Technology postcards, which are exciting to me (but probably not to you) because I made them!

Here’s something kind of silly: a set of postcards I made for Yale’s Instructional Technology Group to advertise the Teaching with Technology Tuesdays series of workshops on technology and pedagogy. Each one is an image of older reading technology, which I have improved and modernized!

This was a really fun project for me because it was my first time using Photoshop for anything other than cropping and autobalancing photos. Basically, I watched about 20 hours of videos. (Pretend you didn’t read that, dissertation advisers.) OK, yes, there may be some issues with perspective, but, whatever, I made them and therefore think they are brilliant. Continue reading “Technology postcards, which are exciting to me (but probably not to you) because I made them!”

So, you’re moving to New Haven: what to do

Surprisingly, this is one of the most popular posts I’ve ever written. I wish you the very best of luck on your move, but I regret that I don’t have time to answer individual questions about your situation.

(This is Part II in a series of posts about living in New Haven. Look for more, unless I get tired of doing them.)

I first moved to New Haven from the Bay Area, and well do I remember driving up and down Dixwell and Whalley, wondering where the hell the kids were in this town. There are plenty of young adults, don’t get me wrong, but the whole blue-blazered, drinking-at-Mory’s thing was not my scene (and still, thankfully, is not). I must tell you, New Haven Transplant, that there is a lot of that in your new home. And maybe you’re into that! In which case, go nuts!

For the rest of us, though, there are a few hidden gems, and you should find them so you don’t become bitter and angry.

Continue reading “So, you’re moving to New Haven: what to do”

Everybody must get spammed!

If you tried to leave a comment and got spammed, it’s because you’re a cylon. Just kidding, it’s nothing personal. I’m trying to fix the settings, but I’m having trouble. Send me an email to let me know, or just hang on, and I’ll keep monitoring my spam folder.

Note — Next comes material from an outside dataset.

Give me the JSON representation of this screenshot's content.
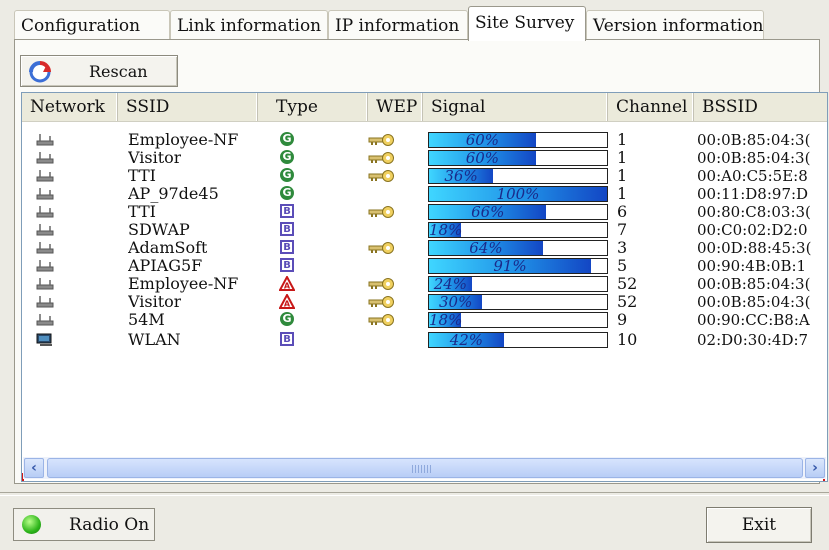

How to ask questions at academic presentations without being a jerk

OK, let me just start by saying that I have been That Guy (in a gender-neutral sense) many, many times. You know what I mean? The one who asks a question that makes you surreptitiously elbow the person next to you or doodle “WTF?” on your notepad. It’s hard! There are so many ways to be obnoxious at an academic presentation! Especially for those of us with egos (not me, of course — I’m just being helpful), the temptation to grandstand can be overwhelming.

Thus! I am compiling this list of dos and don’ts so that I, more than anyone else, will remember to do them and don’t them. Are there some I’m missing?

Continue reading “How to ask questions at academic presentations without being a jerk”

What I learned from the Scholars’ Lab and the Center for History and New Media

"Embroidered Digital Commons," by Bethany Nowviskie

A big part of my new job at Emory is researching models of digital scholarship. The idea is that by getting a sense of what’s out there, Emory can benefit from others’ experience when it launches its own center for digital scholarship. So my colleague, Stewart Varner, and I have been going on field trips to centers whose work we admire.

So far we’ve hit the University of Virginia’s Scholars’ Lab and George Mason’s Center for History and New Media (CHNM). Next up is the University of Nebraska-Lincoln’s Center for Digital Research in the Humanities. (Before I got to Emory, staff members visited Duke’s Visual Studies Initiative and the Maryland Institute for Technology and the Humanities.)

Staff at both CHNM and the Scholars’ Lab were unbelievably generous with their time and expertise. Really. One of the things that’s drawn me to the digital humanities is its practitioners’ intellectual generosity, and the people we met confirmed that impression tenfold.

Stewart and I expected to be impressed by the Scholars’ Lab and CHNM, and we were — specifically, we were impressed by the smart, thoughtful, creative people we met. We were surprised, though, by how deeply the visits affected our own thinking about the kind of center we want to build at Emory. Here’s my attempt to capture what I took away from our trips. Continue reading “What I learned from the Scholars’ Lab and the Center for History and New Media”